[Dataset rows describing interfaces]

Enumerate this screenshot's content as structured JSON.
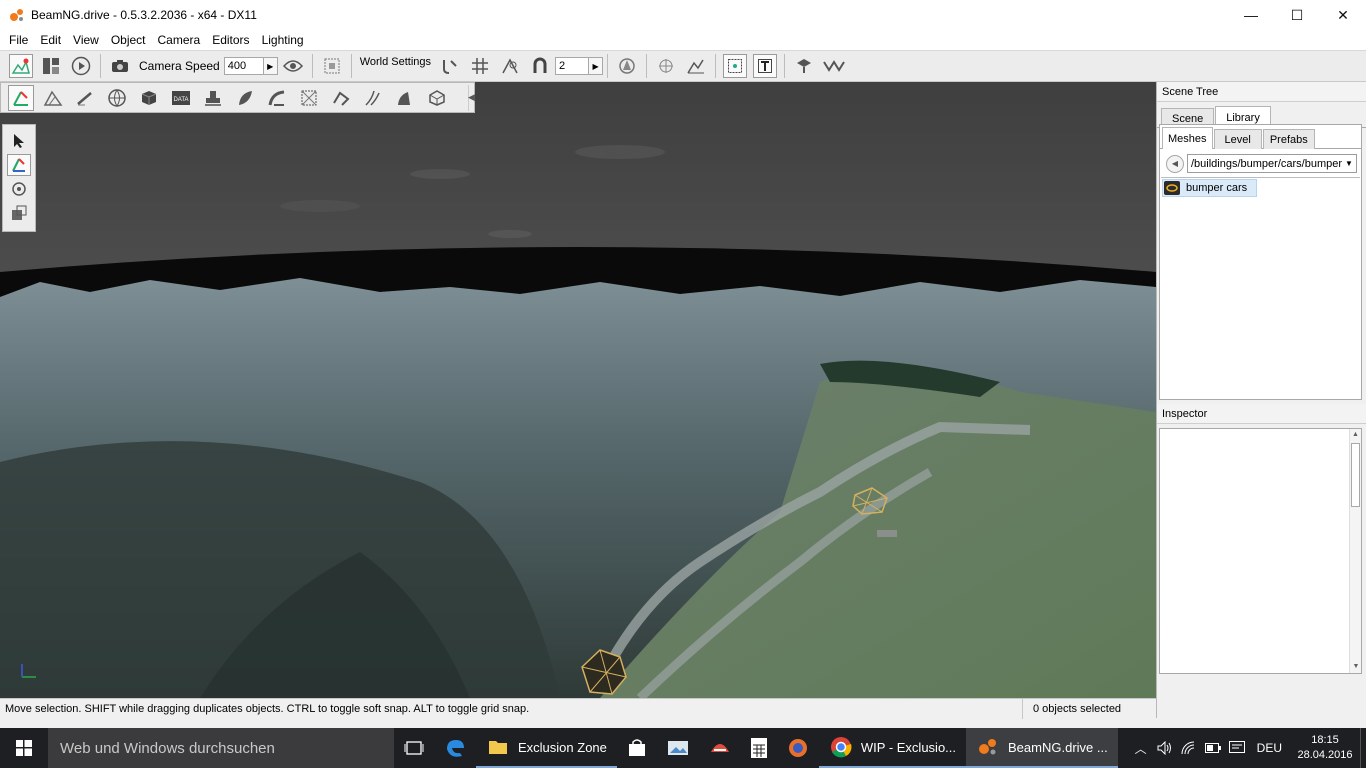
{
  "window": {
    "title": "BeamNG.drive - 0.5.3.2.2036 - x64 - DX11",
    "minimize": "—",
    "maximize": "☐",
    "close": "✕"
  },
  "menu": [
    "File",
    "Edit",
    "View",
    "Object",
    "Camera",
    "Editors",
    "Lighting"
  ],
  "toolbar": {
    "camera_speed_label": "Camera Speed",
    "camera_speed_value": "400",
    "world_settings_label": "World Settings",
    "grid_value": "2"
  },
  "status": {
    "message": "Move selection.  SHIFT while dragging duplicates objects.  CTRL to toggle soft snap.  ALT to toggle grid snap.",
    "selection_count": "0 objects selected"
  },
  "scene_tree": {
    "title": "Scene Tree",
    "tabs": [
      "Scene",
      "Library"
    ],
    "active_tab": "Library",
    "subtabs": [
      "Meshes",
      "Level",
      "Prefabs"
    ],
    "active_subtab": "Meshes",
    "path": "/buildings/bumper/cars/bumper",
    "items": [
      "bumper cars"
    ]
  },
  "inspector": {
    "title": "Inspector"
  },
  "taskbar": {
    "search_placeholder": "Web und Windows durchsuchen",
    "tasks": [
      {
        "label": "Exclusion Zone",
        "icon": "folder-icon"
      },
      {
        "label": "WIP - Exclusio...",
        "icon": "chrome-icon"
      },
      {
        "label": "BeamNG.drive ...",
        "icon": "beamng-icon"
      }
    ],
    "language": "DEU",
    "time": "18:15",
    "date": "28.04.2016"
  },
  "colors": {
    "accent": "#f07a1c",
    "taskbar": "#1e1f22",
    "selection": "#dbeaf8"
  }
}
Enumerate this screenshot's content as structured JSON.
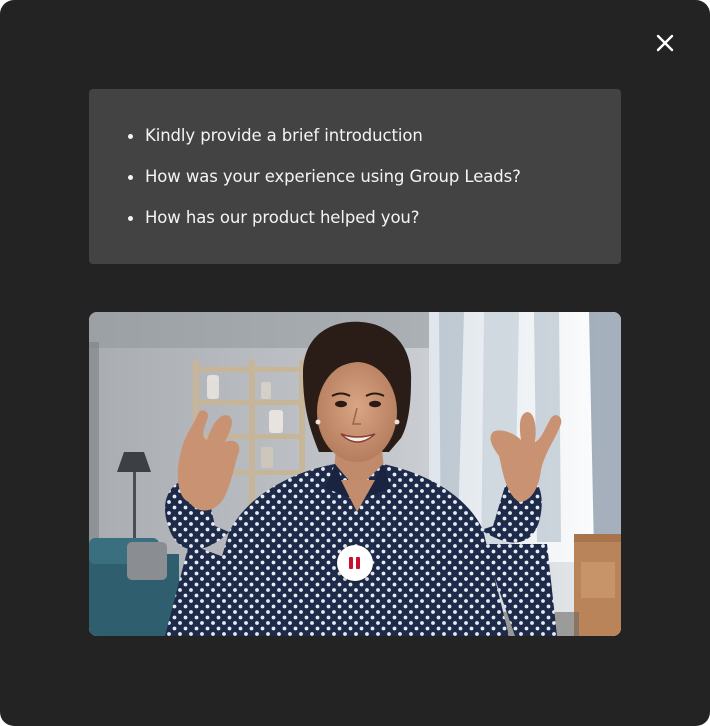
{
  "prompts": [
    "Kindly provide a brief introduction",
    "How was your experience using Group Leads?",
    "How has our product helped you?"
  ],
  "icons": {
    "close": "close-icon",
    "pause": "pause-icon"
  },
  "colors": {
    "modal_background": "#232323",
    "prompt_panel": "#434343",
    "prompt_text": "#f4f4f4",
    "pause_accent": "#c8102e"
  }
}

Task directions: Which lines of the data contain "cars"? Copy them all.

Response below:
    "path": "/buildings/bumper/cars/bumper",
      "bumper cars"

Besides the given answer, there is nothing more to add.